→ **EXERCISE DESCRIPTION**:
Every line of the data below is to be retyped exactly.

(Interface dataset entries)

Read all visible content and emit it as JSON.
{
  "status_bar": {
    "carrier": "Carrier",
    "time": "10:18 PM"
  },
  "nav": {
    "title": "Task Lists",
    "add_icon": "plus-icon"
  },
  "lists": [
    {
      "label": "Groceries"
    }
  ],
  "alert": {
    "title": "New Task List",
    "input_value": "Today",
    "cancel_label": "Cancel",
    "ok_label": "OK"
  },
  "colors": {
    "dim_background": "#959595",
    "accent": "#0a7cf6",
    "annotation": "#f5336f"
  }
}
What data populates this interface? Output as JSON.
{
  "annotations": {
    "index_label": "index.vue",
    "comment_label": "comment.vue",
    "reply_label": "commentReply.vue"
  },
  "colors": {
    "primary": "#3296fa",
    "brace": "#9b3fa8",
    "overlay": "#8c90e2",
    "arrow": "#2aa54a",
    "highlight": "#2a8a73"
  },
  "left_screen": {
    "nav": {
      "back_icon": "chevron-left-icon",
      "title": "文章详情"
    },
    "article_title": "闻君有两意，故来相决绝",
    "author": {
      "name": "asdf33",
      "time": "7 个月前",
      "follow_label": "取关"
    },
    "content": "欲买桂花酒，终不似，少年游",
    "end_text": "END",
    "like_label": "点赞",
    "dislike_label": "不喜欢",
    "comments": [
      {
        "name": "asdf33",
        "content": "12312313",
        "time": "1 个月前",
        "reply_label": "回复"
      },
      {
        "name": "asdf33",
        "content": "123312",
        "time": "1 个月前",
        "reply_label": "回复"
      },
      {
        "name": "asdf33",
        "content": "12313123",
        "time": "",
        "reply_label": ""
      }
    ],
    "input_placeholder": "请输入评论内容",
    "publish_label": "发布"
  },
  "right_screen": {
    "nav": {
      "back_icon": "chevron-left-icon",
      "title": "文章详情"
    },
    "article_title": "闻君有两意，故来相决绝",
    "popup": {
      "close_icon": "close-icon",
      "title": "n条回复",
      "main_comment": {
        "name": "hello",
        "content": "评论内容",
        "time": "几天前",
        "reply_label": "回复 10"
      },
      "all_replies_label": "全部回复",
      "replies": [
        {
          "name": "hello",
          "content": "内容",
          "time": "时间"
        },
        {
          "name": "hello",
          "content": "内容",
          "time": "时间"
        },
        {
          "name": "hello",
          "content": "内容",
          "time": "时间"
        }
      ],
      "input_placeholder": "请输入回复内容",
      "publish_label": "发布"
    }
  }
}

→ **YOUR RESPONSE**:
Read all visible content and emit it as JSON.
{
  "status_bar": {
    "carrier": "Carrier",
    "time": "10:18 PM"
  },
  "nav": {
    "title": "Task Lists",
    "add_icon": "plus-icon"
  },
  "lists": [
    {
      "label": "Groceries"
    }
  ],
  "alert": {
    "title": "New Task List",
    "input_value": "Today",
    "cancel_label": "Cancel",
    "ok_label": "OK"
  },
  "colors": {
    "dim_background": "#959595",
    "accent": "#0a7cf6",
    "annotation": "#f5336f"
  }
}
What data populates this interface? Output as JSON.
{
  "annotations": {
    "index_label": "index.vue",
    "comment_label": "comment.vue",
    "reply_label": "commentReply.vue"
  },
  "colors": {
    "primary": "#3296fa",
    "brace": "#9b3fa8",
    "overlay": "#8c90e2",
    "arrow": "#2aa54a",
    "highlight": "#2a8a73"
  },
  "left_screen": {
    "nav": {
      "back_icon": "chevron-left-icon",
      "title": "文章详情"
    },
    "article_title": "闻君有两意，故来相决绝",
    "author": {
      "name": "asdf33",
      "time": "7 个月前",
      "follow_label": "取关"
    },
    "content": "欲买桂花酒，终不似，少年游",
    "end_text": "END",
    "like_label": "点赞",
    "dislike_label": "不喜欢",
    "comments": [
      {
        "name": "asdf33",
        "content": "12312313",
        "time": "1 个月前",
        "reply_label": "回复"
      },
      {
        "name": "asdf33",
        "content": "123312",
        "time": "1 个月前",
        "reply_label": "回复"
      },
      {
        "name": "asdf33",
        "content": "12313123",
        "time": "",
        "reply_label": ""
      }
    ],
    "input_placeholder": "请输入评论内容",
    "publish_label": "发布"
  },
  "right_screen": {
    "nav": {
      "back_icon": "chevron-left-icon",
      "title": "文章详情"
    },
    "article_title": "闻君有两意，故来相决绝",
    "popup": {
      "close_icon": "close-icon",
      "title": "n条回复",
      "main_comment": {
        "name": "hello",
        "content": "评论内容",
        "time": "几天前",
        "reply_label": "回复 10"
      },
      "all_replies_label": "全部回复",
      "replies": [
        {
          "name": "hello",
          "content": "内容",
          "time": "时间"
        },
        {
          "name": "hello",
          "content": "内容",
          "time": "时间"
        },
        {
          "name": "hello",
          "content": "内容",
          "time": "时间"
        }
      ],
      "input_placeholder": "请输入回复内容",
      "publish_label": "发布"
    }
  }
}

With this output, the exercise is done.